Hillary Clinton's Approval Rating Amongst Democrats Drops

Posted: Jul 08, 2014 7:00 PM
Hillary Clinton's Approval Rating Amongst Democrats Drops

As the Washington Free Beacon’s Ellison Barber noted before Independence Day, Hillary Clinton’s approval rating will continue to drop amongst Independents and Republicans. Well, you can add Democrats to that list (via Weekly Standard):

A new poll of the potential 2016 presidential field from Quinnipiac, conducted at the end of June, found support for Clinton among Democratic primary voters at 58 percent. That's an 11-point drop from an ABC News/Washington Post poll of the potential Democratic field—conducted in late May, before Hard Choices was released—that found 69 percent supported Clinton over any other possible Democrats

According to the Quinnipiac poll, the biggest beneficiary of Clinton's drop in support appears to be Elizabeth Warren, the first-term senator from Massachusetts and a favorite of progressive populists. Warren received 11 percent support, while Vice President Joe Biden has 9 percent. Governor Andrew Cuomo of New York received four percent, while governor Martin O'Malley of Maryland and former governor Brian Schweitzer of Montana each polled just one percent.

Now, Clinton still has a forty-seven-point lead over Warren. Still, the Elizabeth Warren wing of the Democratic Party, which is the liberal base, probably sees this as a positive development. But, over at Hot Air, Allahpundit remains skeptical of this supposed Warren candidacy:

The silliest thing about this is that, of the two of them [Warren and Hillary], Warren would be much more likely to run against Obama’s record than Hillary would. Hillary’s stuck with O’s foreign policy and, as a former cabinet member, can’t be too harsh in attacking him on domestic policy. Warren can attack him full force, though — that’s the whole reason the left’s eager for her to run.

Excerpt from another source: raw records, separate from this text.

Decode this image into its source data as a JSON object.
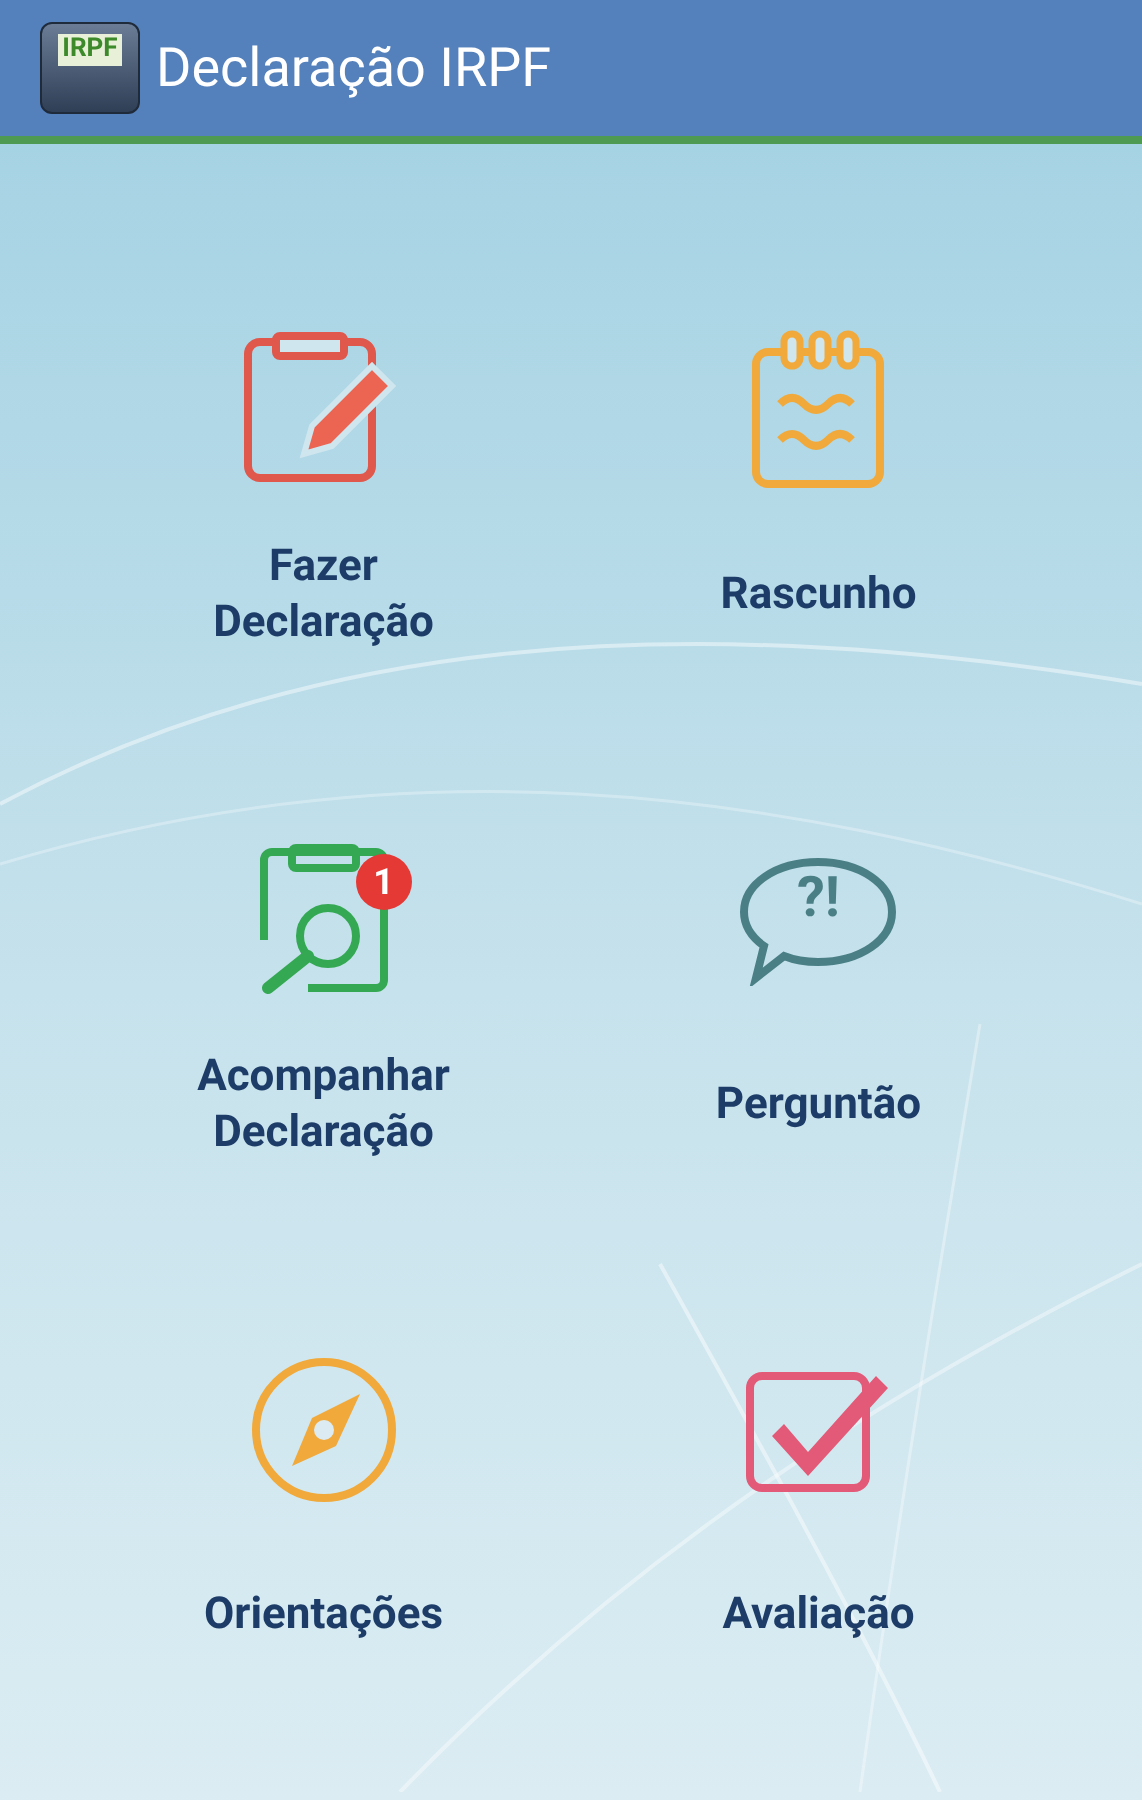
{
  "app_bar": {
    "logo_text": "IRPF",
    "title": "Declaração IRPF"
  },
  "tiles": [
    {
      "label": "Fazer Declaração"
    },
    {
      "label": "Rascunho"
    },
    {
      "label": "Acompanhar Declaração",
      "badge": "1"
    },
    {
      "label": "Perguntão",
      "icon_text": "?!"
    },
    {
      "label": "Orientações"
    },
    {
      "label": "Avaliação"
    }
  ]
}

She can make the purist liberal critique of O’s centrist failures, starting with financial reform, that the Clintons can’t. For Obama to prefer Warren to Hillary, he’d have to be so disgusted at the meagerness of his own legacy that he’d want the next nominee to call him a failure rather than defend that legacy as a success worth building on. Ideologue though he is, does he strike you as the sort of guy whose ego would permit him to do that?

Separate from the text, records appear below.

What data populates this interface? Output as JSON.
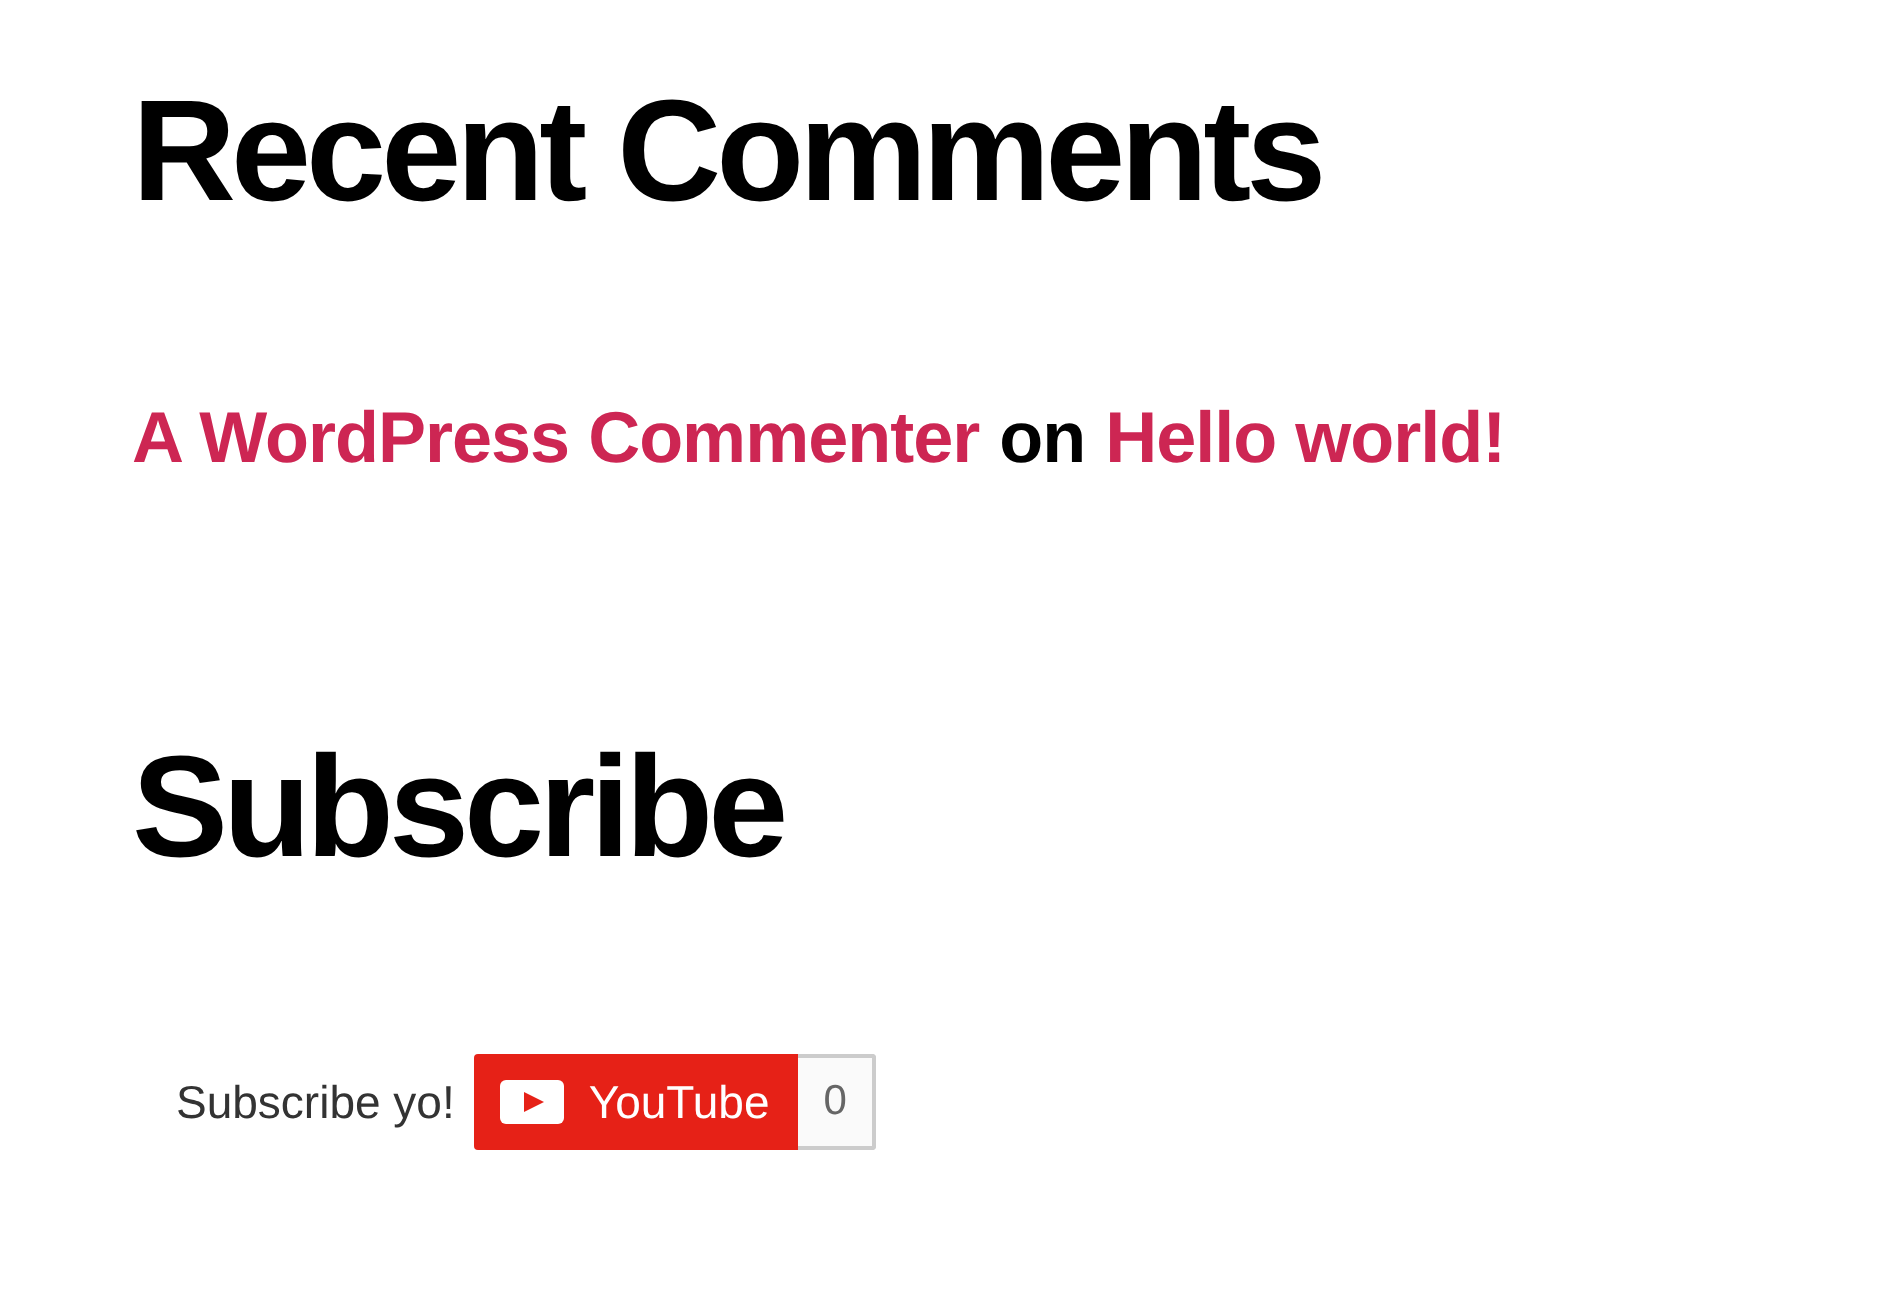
{
  "recent_comments": {
    "title": "Recent Comments",
    "items": [
      {
        "author": "A WordPress Commenter",
        "connector": "on",
        "post": "Hello world!"
      }
    ]
  },
  "subscribe": {
    "title": "Subscribe",
    "label": "Subscribe yo!",
    "button": "YouTube",
    "count": "0"
  }
}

So, who could challenge Hillary if it isn't Warren?

Last week, Josh Kraushaar at National Journal outlined her flaws in being a bad campaigner and “tone-deaf” when it comes to discussing her financial security. But, he added that:

Her biggest asset is the fact that the entire Democratic Party infrastructure is behind her, seemingly resigned to her vulnerabilities but hopeful about her potential. Even progressives who are nervous about her Wall Street connections are merely hoping to nudge her leftward, and not aggressively challenge her with an actual candidate. With a lackluster Democratic bench, it's hard to find many alternatives even willing to throw their names out there.

Kraushaar also listed his top five Clinton challengers, saying that Missouri Gov. Jay Nixon, Missouri Senator Claire McCaskill, Massachusetts Governor Deval Patrick, Virginia Senator Tim Kaine, and former Wisconsin Senator Russ Feingold could’ve mounted interesting challenges to the Clinton machine if they hadn’t already endorsed her at the outset of the Hillarymania.

He noted that Kaine’s down-to-earth personality and executive experience from being the former Governor of Virginia were two qualities that Hillary Clinton lacked. Senator McCaskill’s could’ve exploited Hillary’s less than tactful description of her wealth amidst tough economic times for many Americans, and highlight what progressives can’t stand about her: her corporate ties, pragmatic centrism, and “perceived disconnect from the middle class.” Kraushaar added that save for another Todd Akin 2018 run for the U.S. Senate, McCaskill’s days representing Missouri are numbered.

Then again, a lot can change in two years. That’s a lifetime in politics.

In 2004, there was this newly elected Senator from Illinois named Barack Obama, who said he wasn’t ready to run for president.

You know, I am a believer in knowing what you're doing when you apply for a job. And I think that if I were to seriously consider running on a national ticket, I would essentially have to start now, before having served a day in the Senate. Now, there are some people who might be comfortable doing that, but I'm not one of those people.

He now haunts our dreams.